PROMPT:
All entries are to be given again verbatim.

SOURCE DATA:
+--

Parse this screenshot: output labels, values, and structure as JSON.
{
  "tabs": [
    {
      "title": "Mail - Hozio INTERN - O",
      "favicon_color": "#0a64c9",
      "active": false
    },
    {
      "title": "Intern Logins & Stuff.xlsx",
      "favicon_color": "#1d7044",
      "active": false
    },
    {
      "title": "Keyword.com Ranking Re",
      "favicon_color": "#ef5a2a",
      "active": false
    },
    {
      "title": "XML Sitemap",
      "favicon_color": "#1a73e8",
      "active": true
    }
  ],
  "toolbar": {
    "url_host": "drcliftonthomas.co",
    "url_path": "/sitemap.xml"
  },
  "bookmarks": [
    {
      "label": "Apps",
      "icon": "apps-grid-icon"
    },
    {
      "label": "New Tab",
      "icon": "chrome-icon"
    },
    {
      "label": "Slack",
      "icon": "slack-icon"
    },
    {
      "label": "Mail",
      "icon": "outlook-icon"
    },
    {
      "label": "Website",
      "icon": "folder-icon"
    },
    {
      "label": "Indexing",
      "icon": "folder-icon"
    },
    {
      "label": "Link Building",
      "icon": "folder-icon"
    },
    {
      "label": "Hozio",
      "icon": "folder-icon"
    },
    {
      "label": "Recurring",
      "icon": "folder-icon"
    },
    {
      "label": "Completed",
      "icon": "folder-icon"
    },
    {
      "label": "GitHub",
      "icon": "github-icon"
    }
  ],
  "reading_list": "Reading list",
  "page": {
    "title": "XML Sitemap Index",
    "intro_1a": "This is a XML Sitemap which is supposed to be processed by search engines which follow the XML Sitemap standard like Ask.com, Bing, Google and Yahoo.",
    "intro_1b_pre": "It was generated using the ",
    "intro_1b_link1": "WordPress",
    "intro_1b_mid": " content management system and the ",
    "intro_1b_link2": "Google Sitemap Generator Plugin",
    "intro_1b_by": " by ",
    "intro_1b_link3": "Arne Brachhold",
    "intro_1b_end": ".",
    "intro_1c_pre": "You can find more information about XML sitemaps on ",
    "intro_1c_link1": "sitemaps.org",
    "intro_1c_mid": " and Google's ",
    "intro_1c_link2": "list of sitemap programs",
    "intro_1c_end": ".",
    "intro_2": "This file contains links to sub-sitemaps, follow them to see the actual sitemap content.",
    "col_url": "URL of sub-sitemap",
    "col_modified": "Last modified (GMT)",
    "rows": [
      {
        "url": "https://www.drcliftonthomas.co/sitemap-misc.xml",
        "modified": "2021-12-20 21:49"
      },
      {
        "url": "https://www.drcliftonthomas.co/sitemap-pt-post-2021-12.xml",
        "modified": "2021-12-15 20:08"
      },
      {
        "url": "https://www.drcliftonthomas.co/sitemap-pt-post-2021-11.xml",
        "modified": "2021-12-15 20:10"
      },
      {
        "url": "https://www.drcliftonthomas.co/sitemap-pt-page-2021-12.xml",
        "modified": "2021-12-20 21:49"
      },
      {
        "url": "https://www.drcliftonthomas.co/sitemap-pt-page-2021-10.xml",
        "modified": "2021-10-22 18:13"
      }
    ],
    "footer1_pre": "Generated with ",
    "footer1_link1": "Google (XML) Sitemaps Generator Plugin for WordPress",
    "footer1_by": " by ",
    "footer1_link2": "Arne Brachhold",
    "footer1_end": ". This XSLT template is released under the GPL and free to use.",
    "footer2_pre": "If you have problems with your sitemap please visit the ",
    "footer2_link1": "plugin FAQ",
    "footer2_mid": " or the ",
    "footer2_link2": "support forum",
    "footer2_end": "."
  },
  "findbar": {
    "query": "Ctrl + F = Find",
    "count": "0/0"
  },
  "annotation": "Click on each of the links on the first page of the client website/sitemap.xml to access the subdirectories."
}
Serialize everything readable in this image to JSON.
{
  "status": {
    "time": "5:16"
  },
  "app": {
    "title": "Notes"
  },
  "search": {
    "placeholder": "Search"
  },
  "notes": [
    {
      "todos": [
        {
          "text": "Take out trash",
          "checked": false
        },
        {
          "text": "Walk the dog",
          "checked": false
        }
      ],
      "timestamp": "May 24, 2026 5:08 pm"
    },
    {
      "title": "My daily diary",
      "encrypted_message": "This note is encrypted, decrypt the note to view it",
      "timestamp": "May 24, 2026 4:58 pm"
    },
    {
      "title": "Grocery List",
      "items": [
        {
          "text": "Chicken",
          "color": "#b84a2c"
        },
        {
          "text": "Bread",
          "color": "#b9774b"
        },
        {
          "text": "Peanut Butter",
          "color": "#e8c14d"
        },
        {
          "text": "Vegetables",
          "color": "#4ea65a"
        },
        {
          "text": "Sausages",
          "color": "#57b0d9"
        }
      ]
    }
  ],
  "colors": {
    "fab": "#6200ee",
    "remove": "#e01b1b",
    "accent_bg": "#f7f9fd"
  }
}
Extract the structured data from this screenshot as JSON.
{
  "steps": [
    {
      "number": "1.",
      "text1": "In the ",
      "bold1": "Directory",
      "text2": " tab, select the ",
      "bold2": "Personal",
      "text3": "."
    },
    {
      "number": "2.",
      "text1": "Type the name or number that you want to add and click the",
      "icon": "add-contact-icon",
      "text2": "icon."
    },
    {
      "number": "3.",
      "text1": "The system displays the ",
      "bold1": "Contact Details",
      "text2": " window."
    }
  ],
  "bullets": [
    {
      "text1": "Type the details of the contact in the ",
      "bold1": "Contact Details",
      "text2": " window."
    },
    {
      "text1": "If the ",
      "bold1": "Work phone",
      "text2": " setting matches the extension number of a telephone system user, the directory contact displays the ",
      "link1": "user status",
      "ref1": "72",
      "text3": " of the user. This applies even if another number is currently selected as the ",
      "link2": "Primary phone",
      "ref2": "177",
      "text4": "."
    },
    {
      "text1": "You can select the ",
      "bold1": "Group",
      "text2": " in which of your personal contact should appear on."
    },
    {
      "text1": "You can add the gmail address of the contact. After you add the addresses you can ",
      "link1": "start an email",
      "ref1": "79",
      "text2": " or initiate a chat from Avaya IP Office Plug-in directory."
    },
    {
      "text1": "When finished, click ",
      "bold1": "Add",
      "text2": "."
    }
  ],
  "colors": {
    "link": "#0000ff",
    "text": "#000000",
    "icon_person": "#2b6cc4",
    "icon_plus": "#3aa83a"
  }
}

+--

SOLUTION BELOW:
Parse this screenshot: output labels, values, and structure as JSON.
{
  "tabs": [
    {
      "title": "Mail - Hozio INTERN - O",
      "favicon_color": "#0a64c9",
      "active": false
    },
    {
      "title": "Intern Logins & Stuff.xlsx",
      "favicon_color": "#1d7044",
      "active": false
    },
    {
      "title": "Keyword.com Ranking Re",
      "favicon_color": "#ef5a2a",
      "active": false
    },
    {
      "title": "XML Sitemap",
      "favicon_color": "#1a73e8",
      "active": true
    }
  ],
  "toolbar": {
    "url_host": "drcliftonthomas.co",
    "url_path": "/sitemap.xml"
  },
  "bookmarks": [
    {
      "label": "Apps",
      "icon": "apps-grid-icon"
    },
    {
      "label": "New Tab",
      "icon": "chrome-icon"
    },
    {
      "label": "Slack",
      "icon": "slack-icon"
    },
    {
      "label": "Mail",
      "icon": "outlook-icon"
    },
    {
      "label": "Website",
      "icon": "folder-icon"
    },
    {
      "label": "Indexing",
      "icon": "folder-icon"
    },
    {
      "label": "Link Building",
      "icon": "folder-icon"
    },
    {
      "label": "Hozio",
      "icon": "folder-icon"
    },
    {
      "label": "Recurring",
      "icon": "folder-icon"
    },
    {
      "label": "Completed",
      "icon": "folder-icon"
    },
    {
      "label": "GitHub",
      "icon": "github-icon"
    }
  ],
  "reading_list": "Reading list",
  "page": {
    "title": "XML Sitemap Index",
    "intro_1a": "This is a XML Sitemap which is supposed to be processed by search engines which follow the XML Sitemap standard like Ask.com, Bing, Google and Yahoo.",
    "intro_1b_pre": "It was generated using the ",
    "intro_1b_link1": "WordPress",
    "intro_1b_mid": " content management system and the ",
    "intro_1b_link2": "Google Sitemap Generator Plugin",
    "intro_1b_by": " by ",
    "intro_1b_link3": "Arne Brachhold",
    "intro_1b_end": ".",
    "intro_1c_pre": "You can find more information about XML sitemaps on ",
    "intro_1c_link1": "sitemaps.org",
    "intro_1c_mid": " and Google's ",
    "intro_1c_link2": "list of sitemap programs",
    "intro_1c_end": ".",
    "intro_2": "This file contains links to sub-sitemaps, follow them to see the actual sitemap content.",
    "col_url": "URL of sub-sitemap",
    "col_modified": "Last modified (GMT)",
    "rows": [
      {
        "url": "https://www.drcliftonthomas.co/sitemap-misc.xml",
        "modified": "2021-12-20 21:49"
      },
      {
        "url": "https://www.drcliftonthomas.co/sitemap-pt-post-2021-12.xml",
        "modified": "2021-12-15 20:08"
      },
      {
        "url": "https://www.drcliftonthomas.co/sitemap-pt-post-2021-11.xml",
        "modified": "2021-12-15 20:10"
      },
      {
        "url": "https://www.drcliftonthomas.co/sitemap-pt-page-2021-12.xml",
        "modified": "2021-12-20 21:49"
      },
      {
        "url": "https://www.drcliftonthomas.co/sitemap-pt-page-2021-10.xml",
        "modified": "2021-10-22 18:13"
      }
    ],
    "footer1_pre": "Generated with ",
    "footer1_link1": "Google (XML) Sitemaps Generator Plugin for WordPress",
    "footer1_by": " by ",
    "footer1_link2": "Arne Brachhold",
    "footer1_end": ". This XSLT template is released under the GPL and free to use.",
    "footer2_pre": "If you have problems with your sitemap please visit the ",
    "footer2_link1": "plugin FAQ",
    "footer2_mid": " or the ",
    "footer2_link2": "support forum",
    "footer2_end": "."
  },
  "findbar": {
    "query": "Ctrl + F = Find",
    "count": "0/0"
  },
  "annotation": "Click on each of the links on the first page of the client website/sitemap.xml to access the subdirectories."
}
Serialize everything readable in this image to JSON.
{
  "status": {
    "time": "5:16"
  },
  "app": {
    "title": "Notes"
  },
  "search": {
    "placeholder": "Search"
  },
  "notes": [
    {
      "todos": [
        {
          "text": "Take out trash",
          "checked": false
        },
        {
          "text": "Walk the dog",
          "checked": false
        }
      ],
      "timestamp": "May 24, 2026 5:08 pm"
    },
    {
      "title": "My daily diary",
      "encrypted_message": "This note is encrypted, decrypt the note to view it",
      "timestamp": "May 24, 2026 4:58 pm"
    },
    {
      "title": "Grocery List",
      "items": [
        {
          "text": "Chicken",
          "color": "#b84a2c"
        },
        {
          "text": "Bread",
          "color": "#b9774b"
        },
        {
          "text": "Peanut Butter",
          "color": "#e8c14d"
        },
        {
          "text": "Vegetables",
          "color": "#4ea65a"
        },
        {
          "text": "Sausages",
          "color": "#57b0d9"
        }
      ]
    }
  ],
  "colors": {
    "fab": "#6200ee",
    "remove": "#e01b1b",
    "accent_bg": "#f7f9fd"
  }
}
Extract the structured data from this screenshot as JSON.
{
  "steps": [
    {
      "number": "1.",
      "text1": "In the ",
      "bold1": "Directory",
      "text2": " tab, select the ",
      "bold2": "Personal",
      "text3": "."
    },
    {
      "number": "2.",
      "text1": "Type the name or number that you want to add and click the",
      "icon": "add-contact-icon",
      "text2": "icon."
    },
    {
      "number": "3.",
      "text1": "The system displays the ",
      "bold1": "Contact Details",
      "text2": " window."
    }
  ],
  "bullets": [
    {
      "text1": "Type the details of the contact in the ",
      "bold1": "Contact Details",
      "text2": " window."
    },
    {
      "text1": "If the ",
      "bold1": "Work phone",
      "text2": " setting matches the extension number of a telephone system user, the directory contact displays the ",
      "link1": "user status",
      "ref1": "72",
      "text3": " of the user. This applies even if another number is currently selected as the ",
      "link2": "Primary phone",
      "ref2": "177",
      "text4": "."
    },
    {
      "text1": "You can select the ",
      "bold1": "Group",
      "text2": " in which of your personal contact should appear on."
    },
    {
      "text1": "You can add the gmail address of the contact. After you add the addresses you can ",
      "link1": "start an email",
      "ref1": "79",
      "text2": " or initiate a chat from Avaya IP Office Plug-in directory."
    },
    {
      "text1": "When finished, click ",
      "bold1": "Add",
      "text2": "."
    }
  ],
  "colors": {
    "link": "#0000ff",
    "text": "#000000",
    "icon_person": "#2b6cc4",
    "icon_plus": "#3aa83a"
  }
}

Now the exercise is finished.